#### What you need to do:
Look through the lines below; wherever the word "display" appears, copy that line.

#### Information provided:
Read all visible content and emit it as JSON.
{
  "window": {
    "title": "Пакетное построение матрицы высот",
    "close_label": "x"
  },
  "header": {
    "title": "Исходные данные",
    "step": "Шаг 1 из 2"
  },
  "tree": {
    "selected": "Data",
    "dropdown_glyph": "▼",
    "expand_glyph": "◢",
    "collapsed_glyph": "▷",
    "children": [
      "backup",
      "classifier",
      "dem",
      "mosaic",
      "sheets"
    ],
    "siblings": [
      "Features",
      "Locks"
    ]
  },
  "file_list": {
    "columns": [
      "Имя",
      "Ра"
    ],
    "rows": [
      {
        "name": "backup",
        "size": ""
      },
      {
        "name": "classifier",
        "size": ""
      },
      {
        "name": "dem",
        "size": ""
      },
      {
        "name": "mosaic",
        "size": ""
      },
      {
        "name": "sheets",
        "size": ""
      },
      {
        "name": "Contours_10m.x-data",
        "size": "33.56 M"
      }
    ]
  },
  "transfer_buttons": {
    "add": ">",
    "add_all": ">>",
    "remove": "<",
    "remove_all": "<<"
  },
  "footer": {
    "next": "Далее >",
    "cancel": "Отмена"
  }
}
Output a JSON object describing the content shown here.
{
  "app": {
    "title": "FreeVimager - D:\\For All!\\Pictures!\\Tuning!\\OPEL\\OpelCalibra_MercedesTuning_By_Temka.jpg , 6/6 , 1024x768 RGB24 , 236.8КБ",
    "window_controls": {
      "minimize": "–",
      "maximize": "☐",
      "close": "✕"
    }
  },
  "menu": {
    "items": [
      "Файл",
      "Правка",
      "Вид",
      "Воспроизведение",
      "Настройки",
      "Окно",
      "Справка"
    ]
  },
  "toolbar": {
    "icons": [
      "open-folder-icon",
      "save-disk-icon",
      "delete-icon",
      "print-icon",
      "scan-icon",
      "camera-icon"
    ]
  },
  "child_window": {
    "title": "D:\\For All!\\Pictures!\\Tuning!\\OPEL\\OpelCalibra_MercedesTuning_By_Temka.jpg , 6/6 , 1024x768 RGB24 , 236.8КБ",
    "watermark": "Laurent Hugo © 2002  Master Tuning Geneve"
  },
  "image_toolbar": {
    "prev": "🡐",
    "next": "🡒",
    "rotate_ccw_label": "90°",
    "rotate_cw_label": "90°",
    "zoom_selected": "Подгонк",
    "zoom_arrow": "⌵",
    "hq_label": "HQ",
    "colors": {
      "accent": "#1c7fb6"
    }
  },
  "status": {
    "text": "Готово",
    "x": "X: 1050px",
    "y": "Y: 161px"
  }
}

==

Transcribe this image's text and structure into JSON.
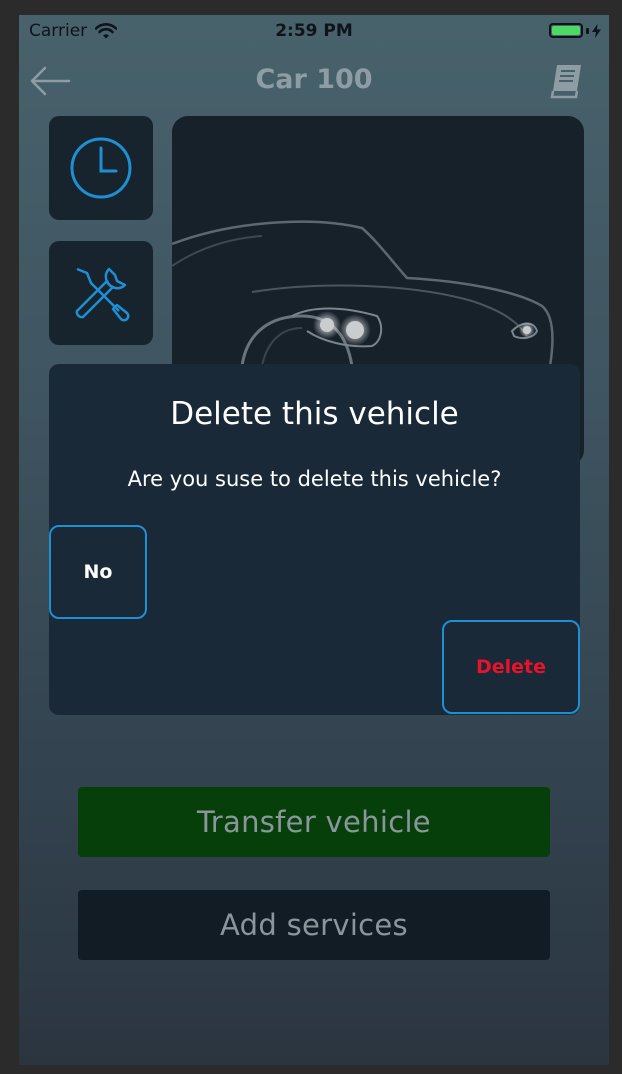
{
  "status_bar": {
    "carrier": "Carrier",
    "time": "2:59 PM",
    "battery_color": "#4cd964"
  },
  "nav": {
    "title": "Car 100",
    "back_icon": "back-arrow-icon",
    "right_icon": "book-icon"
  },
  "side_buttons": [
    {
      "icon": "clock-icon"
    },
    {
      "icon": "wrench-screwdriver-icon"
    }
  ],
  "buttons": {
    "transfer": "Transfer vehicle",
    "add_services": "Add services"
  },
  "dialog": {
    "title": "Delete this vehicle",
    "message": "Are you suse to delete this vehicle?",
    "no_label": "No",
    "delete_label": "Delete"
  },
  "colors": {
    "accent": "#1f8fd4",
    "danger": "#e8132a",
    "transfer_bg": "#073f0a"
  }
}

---

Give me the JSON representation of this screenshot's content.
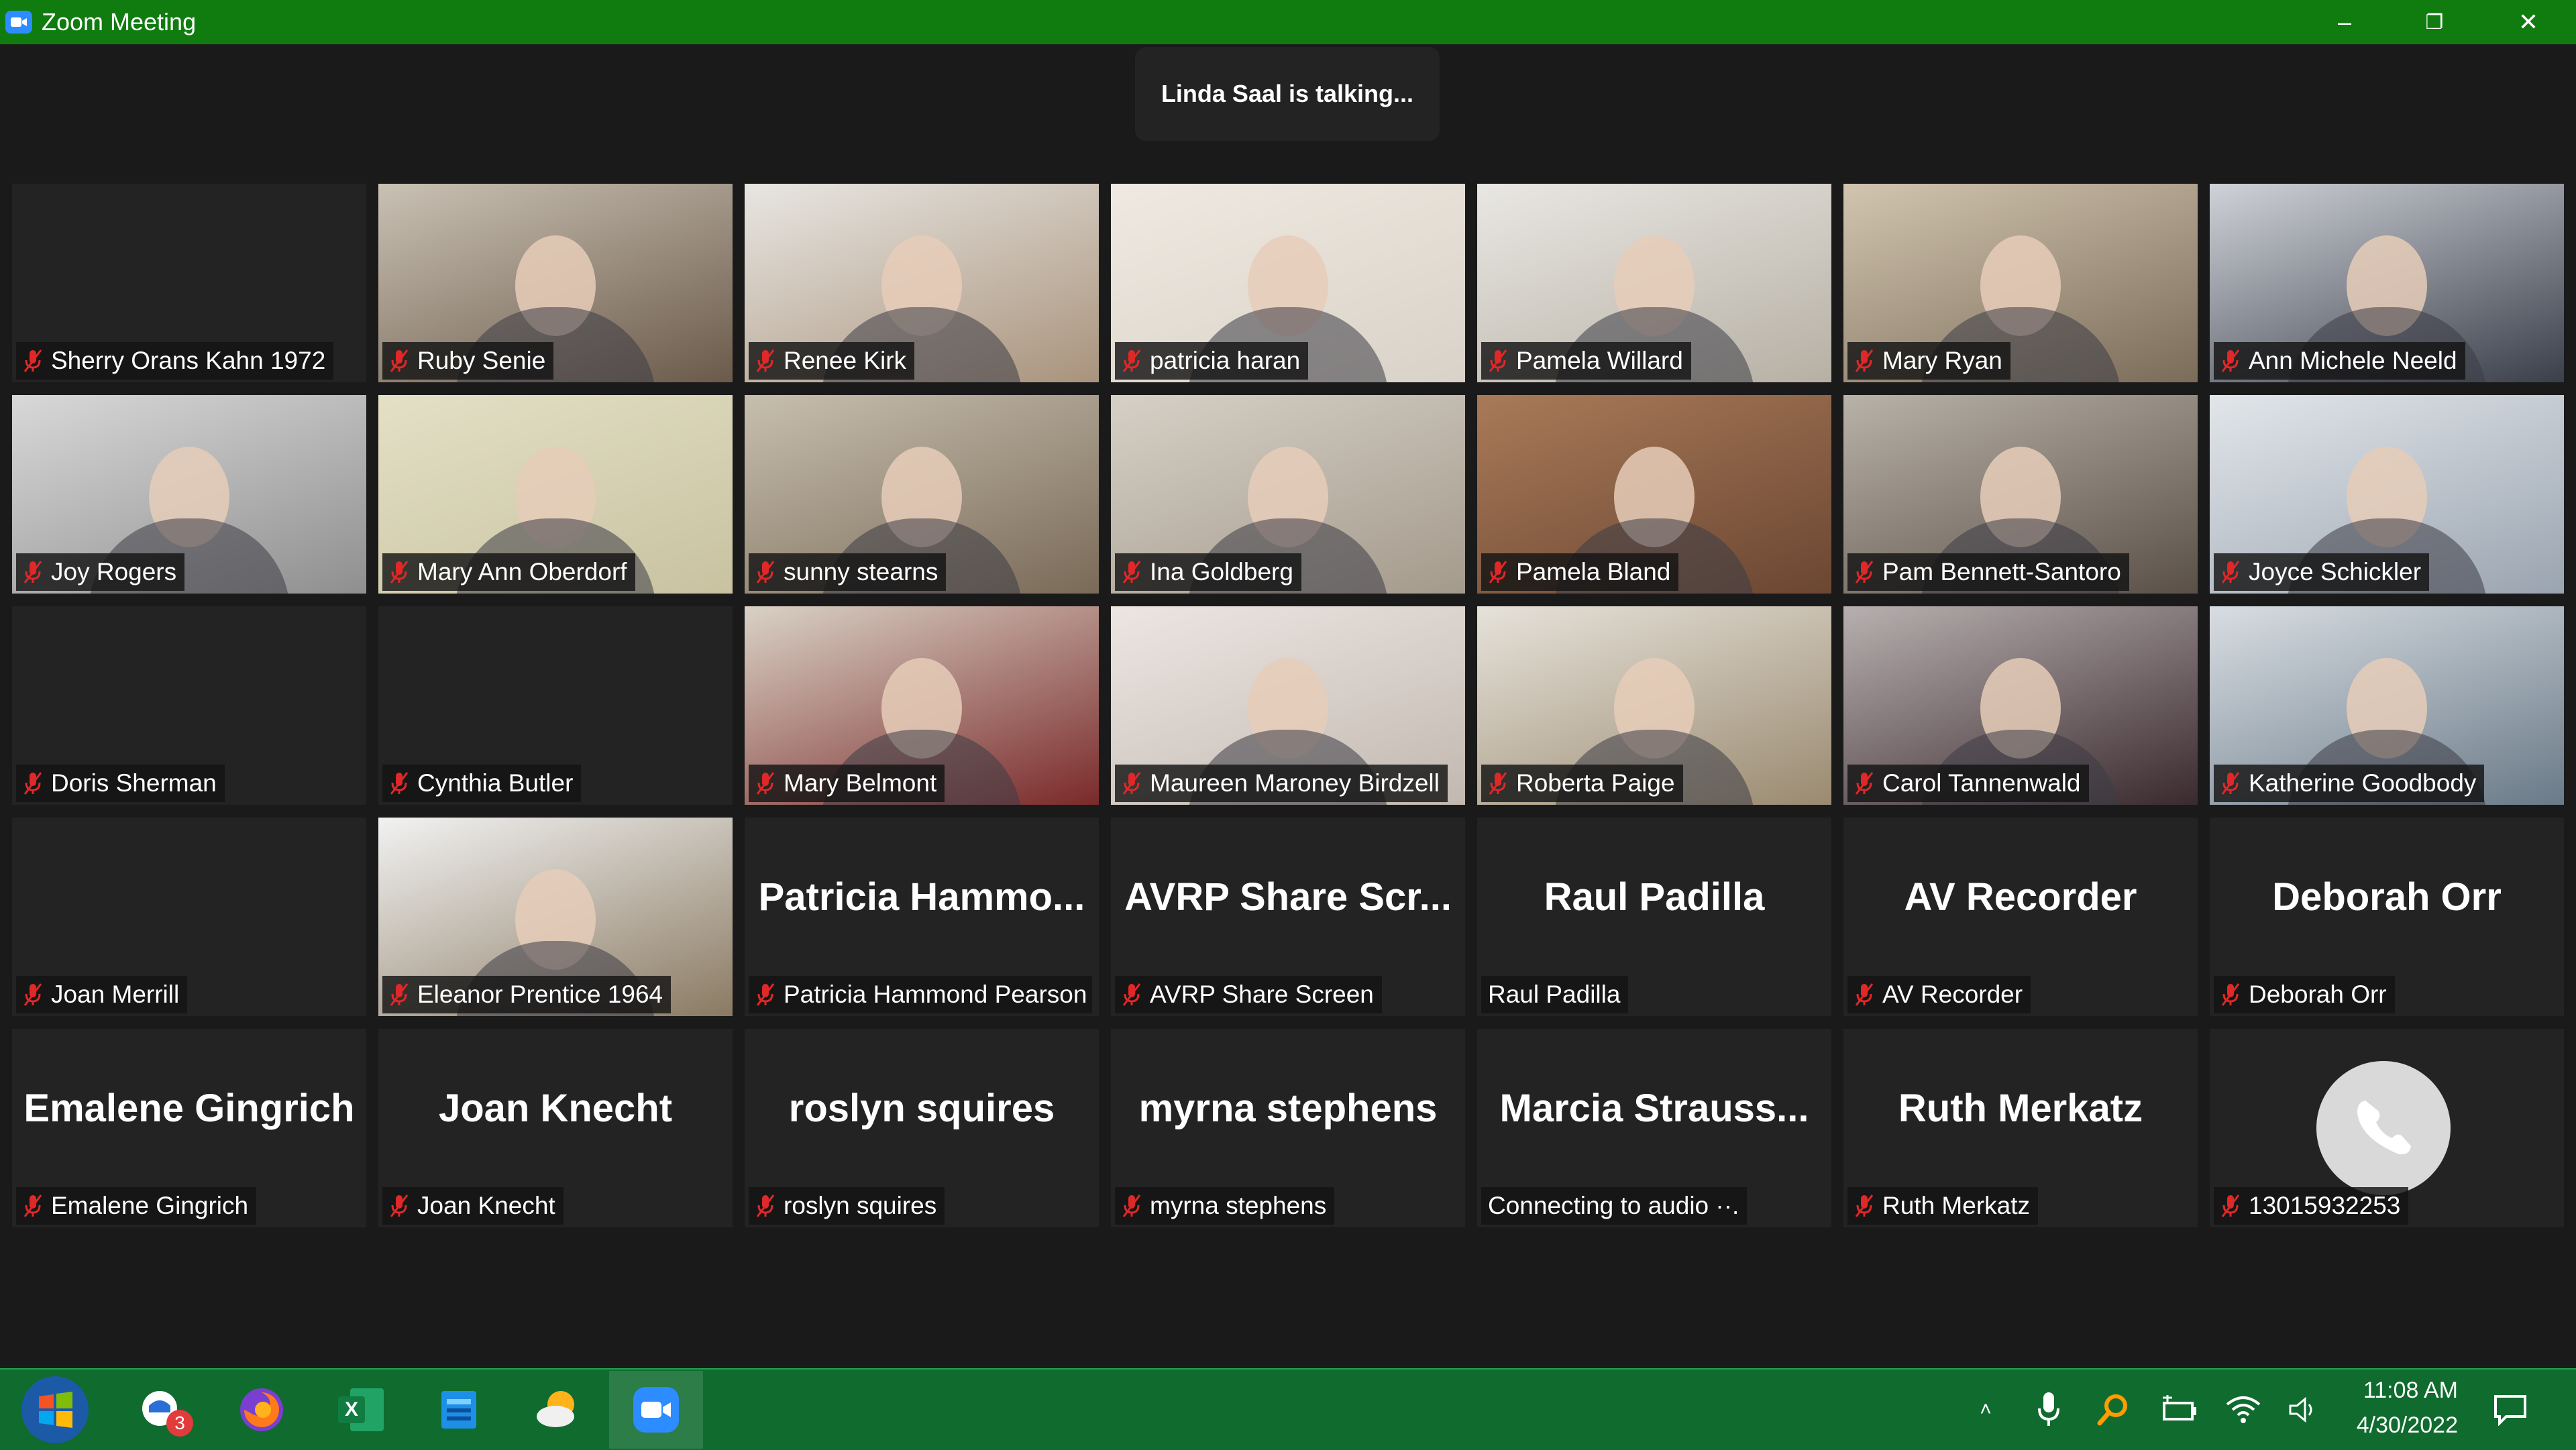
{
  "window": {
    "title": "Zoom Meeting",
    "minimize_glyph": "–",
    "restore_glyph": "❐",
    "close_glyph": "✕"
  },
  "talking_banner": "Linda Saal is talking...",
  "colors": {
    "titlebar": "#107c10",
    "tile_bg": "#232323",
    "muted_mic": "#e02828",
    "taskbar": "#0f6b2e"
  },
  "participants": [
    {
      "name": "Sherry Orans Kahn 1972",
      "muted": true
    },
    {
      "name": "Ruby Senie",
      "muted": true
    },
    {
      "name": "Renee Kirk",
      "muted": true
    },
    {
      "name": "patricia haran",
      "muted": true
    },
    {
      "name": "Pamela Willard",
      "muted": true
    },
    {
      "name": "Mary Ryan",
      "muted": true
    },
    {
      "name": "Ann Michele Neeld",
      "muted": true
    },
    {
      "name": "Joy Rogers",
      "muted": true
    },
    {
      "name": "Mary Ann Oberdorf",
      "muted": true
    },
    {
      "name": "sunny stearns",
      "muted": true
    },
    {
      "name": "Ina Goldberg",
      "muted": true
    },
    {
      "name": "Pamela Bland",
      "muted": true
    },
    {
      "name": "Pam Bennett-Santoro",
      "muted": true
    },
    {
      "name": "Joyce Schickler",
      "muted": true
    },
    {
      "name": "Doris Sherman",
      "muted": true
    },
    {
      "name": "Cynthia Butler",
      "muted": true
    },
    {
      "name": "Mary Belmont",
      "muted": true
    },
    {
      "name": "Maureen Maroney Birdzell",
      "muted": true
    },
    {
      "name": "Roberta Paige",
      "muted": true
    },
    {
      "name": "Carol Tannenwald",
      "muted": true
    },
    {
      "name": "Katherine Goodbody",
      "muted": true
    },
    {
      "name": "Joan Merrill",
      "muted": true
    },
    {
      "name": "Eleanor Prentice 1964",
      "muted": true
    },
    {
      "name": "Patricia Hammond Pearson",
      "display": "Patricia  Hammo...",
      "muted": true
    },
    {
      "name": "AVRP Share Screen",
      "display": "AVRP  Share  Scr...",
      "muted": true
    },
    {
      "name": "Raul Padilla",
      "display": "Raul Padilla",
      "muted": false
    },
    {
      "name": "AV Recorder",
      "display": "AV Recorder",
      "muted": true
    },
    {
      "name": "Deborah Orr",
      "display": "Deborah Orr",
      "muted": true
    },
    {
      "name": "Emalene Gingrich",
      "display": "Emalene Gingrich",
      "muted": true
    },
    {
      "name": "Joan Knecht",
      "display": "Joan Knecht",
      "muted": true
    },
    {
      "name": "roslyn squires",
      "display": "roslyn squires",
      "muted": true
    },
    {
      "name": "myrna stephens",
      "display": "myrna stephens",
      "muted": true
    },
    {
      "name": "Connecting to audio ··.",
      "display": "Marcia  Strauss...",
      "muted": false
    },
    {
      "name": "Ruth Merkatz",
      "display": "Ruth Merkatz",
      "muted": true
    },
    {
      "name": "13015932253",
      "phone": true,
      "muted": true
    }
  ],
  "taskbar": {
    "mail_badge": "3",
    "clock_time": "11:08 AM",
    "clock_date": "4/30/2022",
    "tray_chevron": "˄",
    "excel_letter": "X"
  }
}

#### Result below:
      "display": "Patricia  Hammo...",
      "display": "AVRP  Share  Scr...",
      "display": "Raul Padilla",
      "display": "AV Recorder",
      "display": "Deborah Orr",
      "display": "Emalene Gingrich",
      "display": "Joan Knecht",
      "display": "roslyn squires",
      "display": "myrna stephens",
      "display": "Marcia  Strauss...",
      "display": "Ruth Merkatz",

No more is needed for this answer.